_ACTIVITY_. Counting only the lines below that contain the word "JSON", what is the total? Give it with no other words.
↓↓↓
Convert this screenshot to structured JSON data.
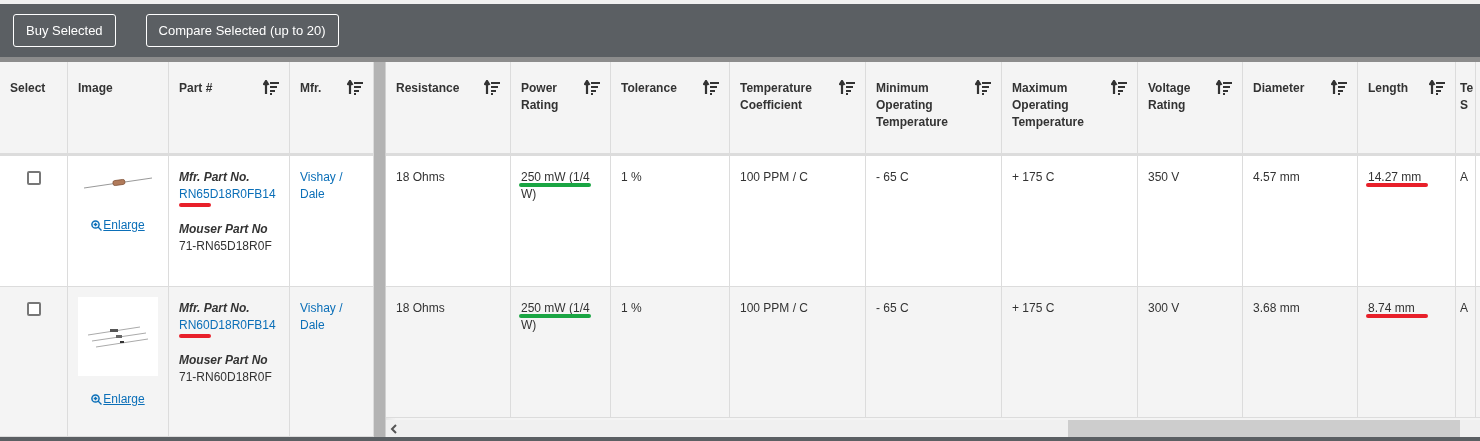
{
  "toolbar": {
    "buttons": [
      "Buy Selected",
      "Compare Selected (up to 20)"
    ]
  },
  "table": {
    "frozen_columns": [
      {
        "label": "Select",
        "sortable": false
      },
      {
        "label": "Image",
        "sortable": false
      },
      {
        "label": "Part #",
        "sortable": true
      },
      {
        "label": "Mfr.",
        "sortable": true
      }
    ],
    "columns": [
      {
        "label": "Resistance",
        "sortable": true
      },
      {
        "label": "Power Rating",
        "sortable": true
      },
      {
        "label": "Tolerance",
        "sortable": true
      },
      {
        "label": "Temperature Coefficient",
        "sortable": true
      },
      {
        "label": "Minimum Operating Temperature",
        "sortable": true
      },
      {
        "label": "Maximum Operating Temperature",
        "sortable": true
      },
      {
        "label": "Voltage Rating",
        "sortable": true
      },
      {
        "label": "Diameter",
        "sortable": true
      },
      {
        "label": "Length",
        "sortable": true
      },
      {
        "label": "Te S",
        "sortable": false
      }
    ],
    "rows": [
      {
        "checked": false,
        "image": {
          "kind": "single",
          "enlarge": "Enlarge"
        },
        "part": {
          "mfr_label": "Mfr. Part No.",
          "mfr_part_no": "RN65D18R0FB14",
          "color": "#e8202a",
          "mouser_label": "Mouser Part No",
          "mouser_part_no": "71-RN65D18R0F"
        },
        "mfr": "Vishay / Dale",
        "cells": [
          {
            "text": "18 Ohms"
          },
          {
            "text": "250 mW (1/4 W)",
            "color": "#1aa543"
          },
          {
            "text": "1 %"
          },
          {
            "text": "100 PPM / C"
          },
          {
            "text": "- 65 C"
          },
          {
            "text": "+ 175 C"
          },
          {
            "text": "350 V"
          },
          {
            "text": "4.57 mm"
          },
          {
            "text": "14.27 mm",
            "color": "#e8202a"
          },
          {
            "text": "A"
          }
        ]
      },
      {
        "checked": false,
        "image": {
          "kind": "trio",
          "enlarge": "Enlarge"
        },
        "part": {
          "mfr_label": "Mfr. Part No.",
          "mfr_part_no": "RN60D18R0FB14",
          "color": "#e8202a",
          "mouser_label": "Mouser Part No",
          "mouser_part_no": "71-RN60D18R0F"
        },
        "mfr": "Vishay / Dale",
        "cells": [
          {
            "text": "18 Ohms"
          },
          {
            "text": "250 mW (1/4 W)",
            "color": "#1aa543"
          },
          {
            "text": "1 %"
          },
          {
            "text": "100 PPM / C"
          },
          {
            "text": "- 65 C"
          },
          {
            "text": "+ 175 C"
          },
          {
            "text": "300 V"
          },
          {
            "text": "3.68 mm"
          },
          {
            "text": "8.74 mm",
            "color": "#e8202a"
          },
          {
            "text": "A"
          }
        ]
      }
    ]
  }
}
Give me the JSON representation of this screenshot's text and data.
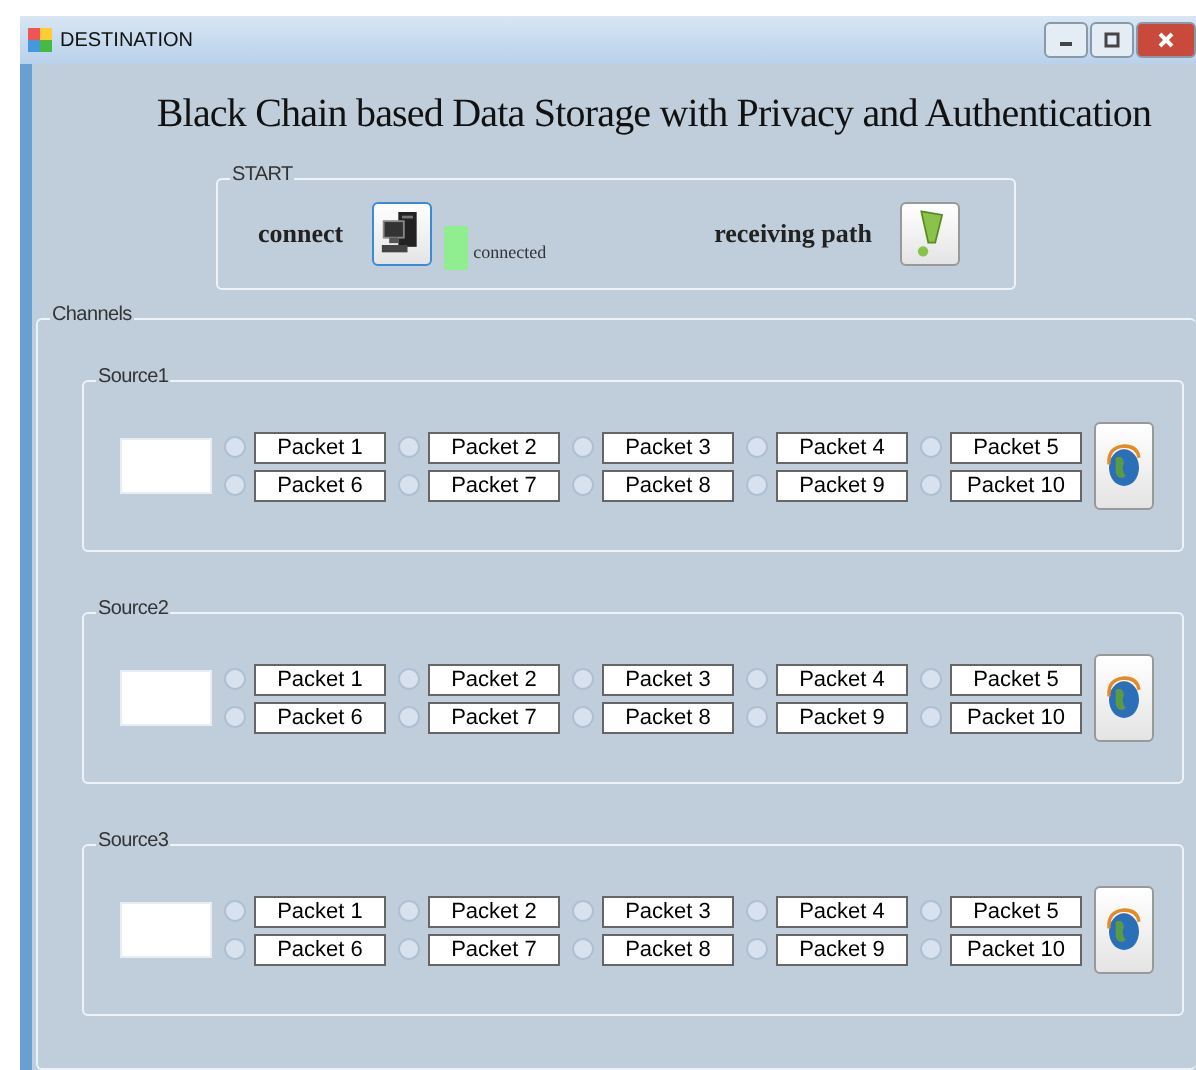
{
  "window": {
    "title": "DESTINATION"
  },
  "heading": "Black Chain based Data Storage with Privacy and Authentication",
  "start": {
    "legend": "START",
    "connect_label": "connect",
    "connected": true,
    "status_text": "connected",
    "receiving_label": "receiving path"
  },
  "channels": {
    "legend": "Channels",
    "sources": [
      {
        "legend": "Source1",
        "packets": [
          {
            "label": "Packet 1",
            "selected": false
          },
          {
            "label": "Packet 2",
            "selected": false
          },
          {
            "label": "Packet 3",
            "selected": false
          },
          {
            "label": "Packet 4",
            "selected": false
          },
          {
            "label": "Packet 5",
            "selected": false
          },
          {
            "label": "Packet 6",
            "selected": false
          },
          {
            "label": "Packet 7",
            "selected": false
          },
          {
            "label": "Packet 8",
            "selected": false
          },
          {
            "label": "Packet 9",
            "selected": false
          },
          {
            "label": "Packet 10",
            "selected": false
          }
        ]
      },
      {
        "legend": "Source2",
        "packets": [
          {
            "label": "Packet 1",
            "selected": false
          },
          {
            "label": "Packet 2",
            "selected": false
          },
          {
            "label": "Packet 3",
            "selected": false
          },
          {
            "label": "Packet 4",
            "selected": false
          },
          {
            "label": "Packet 5",
            "selected": false
          },
          {
            "label": "Packet 6",
            "selected": false
          },
          {
            "label": "Packet 7",
            "selected": false
          },
          {
            "label": "Packet 8",
            "selected": false
          },
          {
            "label": "Packet 9",
            "selected": false
          },
          {
            "label": "Packet 10",
            "selected": false
          }
        ]
      },
      {
        "legend": "Source3",
        "packets": [
          {
            "label": "Packet 1",
            "selected": false
          },
          {
            "label": "Packet 2",
            "selected": false
          },
          {
            "label": "Packet 3",
            "selected": false
          },
          {
            "label": "Packet 4",
            "selected": false
          },
          {
            "label": "Packet 5",
            "selected": false
          },
          {
            "label": "Packet 6",
            "selected": false
          },
          {
            "label": "Packet 7",
            "selected": false
          },
          {
            "label": "Packet 8",
            "selected": false
          },
          {
            "label": "Packet 9",
            "selected": false
          },
          {
            "label": "Packet 10",
            "selected": false
          }
        ]
      }
    ]
  }
}
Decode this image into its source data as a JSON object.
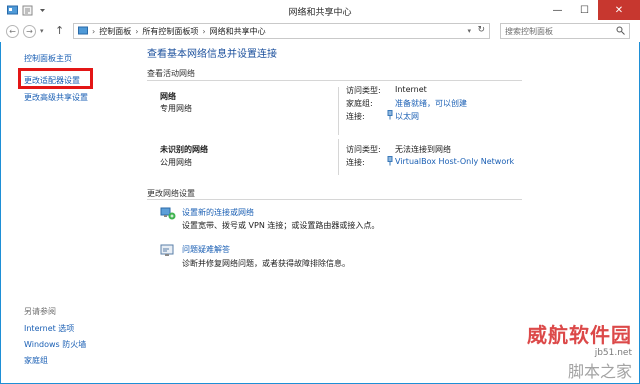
{
  "window": {
    "title": "网络和共享中心",
    "min": "—",
    "max": "☐",
    "close": "✕"
  },
  "nav": {
    "breadcrumb": [
      "控制面板",
      "所有控制面板项",
      "网络和共享中心"
    ],
    "search_placeholder": "搜索控制面板"
  },
  "sidebar": {
    "items": [
      "控制面板主页",
      "更改适配器设置",
      "更改高级共享设置"
    ],
    "see_also_title": "另请参阅",
    "see_also": [
      "Internet 选项",
      "Windows 防火墙",
      "家庭组"
    ]
  },
  "main": {
    "title": "查看基本网络信息并设置连接",
    "active_networks_title": "查看活动网络",
    "networks": [
      {
        "name": "网络",
        "profile": "专用网络",
        "access_type_label": "访问类型:",
        "access_type": "Internet",
        "homegroup_label": "家庭组:",
        "homegroup": "准备就绪，可以创建",
        "connection_label": "连接:",
        "connection": "以太网"
      },
      {
        "name": "未识别的网络",
        "profile": "公用网络",
        "access_type_label": "访问类型:",
        "access_type": "无法连接到网络",
        "connection_label": "连接:",
        "connection": "VirtualBox Host-Only Network"
      }
    ],
    "change_settings_title": "更改网络设置",
    "settings": [
      {
        "link": "设置新的连接或网络",
        "desc": "设置宽带、拨号或 VPN 连接；或设置路由器或接入点。"
      },
      {
        "link": "问题疑难解答",
        "desc": "诊断并修复网络问题，或者获得故障排除信息。"
      }
    ]
  },
  "watermark": {
    "brand": "威航软件园",
    "site": "jb51.net",
    "slogan": "脚本之家"
  },
  "colors": {
    "link": "#1a5fb4",
    "title": "#1a4f9c",
    "highlight_box": "#e31616",
    "close_button": "#c7372f"
  }
}
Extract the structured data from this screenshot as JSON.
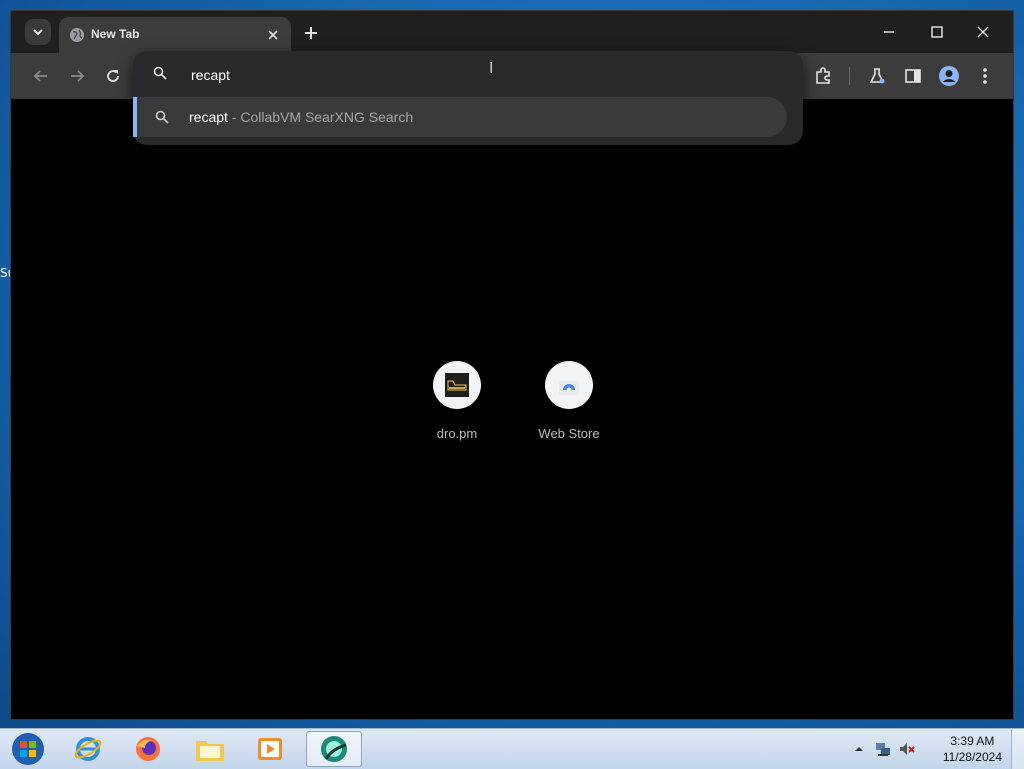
{
  "browser": {
    "tab": {
      "title": "New Tab"
    },
    "omnibox": {
      "value": "recapt",
      "suggestion": {
        "query": "recapt",
        "separator": " - ",
        "provider": "CollabVM SearXNG Search"
      }
    },
    "shortcuts": [
      {
        "label": "dro.pm"
      },
      {
        "label": "Web Store"
      }
    ]
  },
  "desktop": {
    "fragment_label": "Su"
  },
  "taskbar": {
    "clock": {
      "time": "3:39 AM",
      "date": "11/28/2024"
    }
  },
  "colors": {
    "tab_active": "#3c3c3c",
    "toolbar": "#3c3c3c",
    "titlebar": "#1f1f1f",
    "accent": "#8ab4f8",
    "page_bg": "#000000"
  }
}
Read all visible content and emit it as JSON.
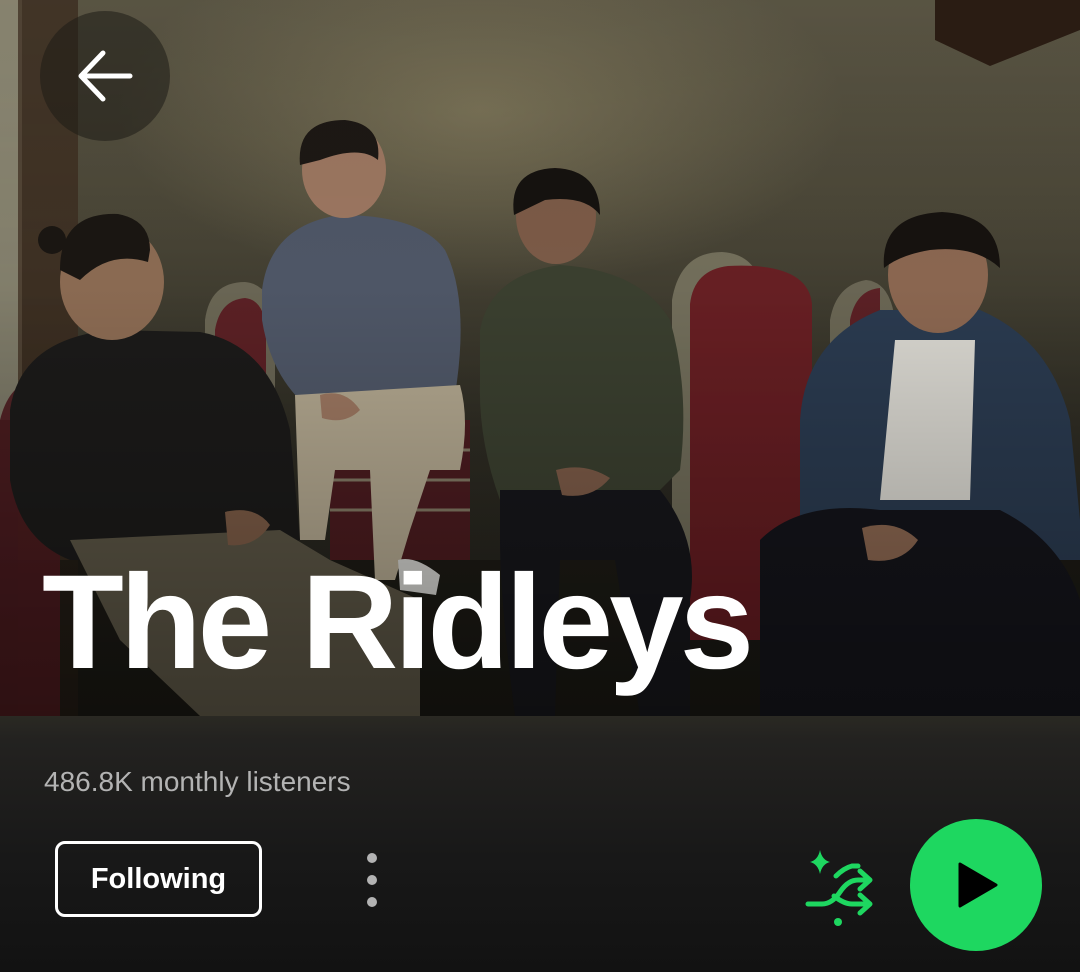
{
  "artist": {
    "name": "The Ridleys",
    "monthly_listeners": "486.8K monthly listeners"
  },
  "header": {
    "back_icon": "arrow-left-icon"
  },
  "actions": {
    "follow_label": "Following",
    "more_icon": "more-vertical-icon",
    "shuffle_icon": "smart-shuffle-icon",
    "play_icon": "play-icon"
  },
  "colors": {
    "accent": "#1ed760",
    "background": "#121212",
    "text_primary": "#ffffff",
    "text_secondary": "#b3b3b3"
  }
}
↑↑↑
_TASK RESULT_. 5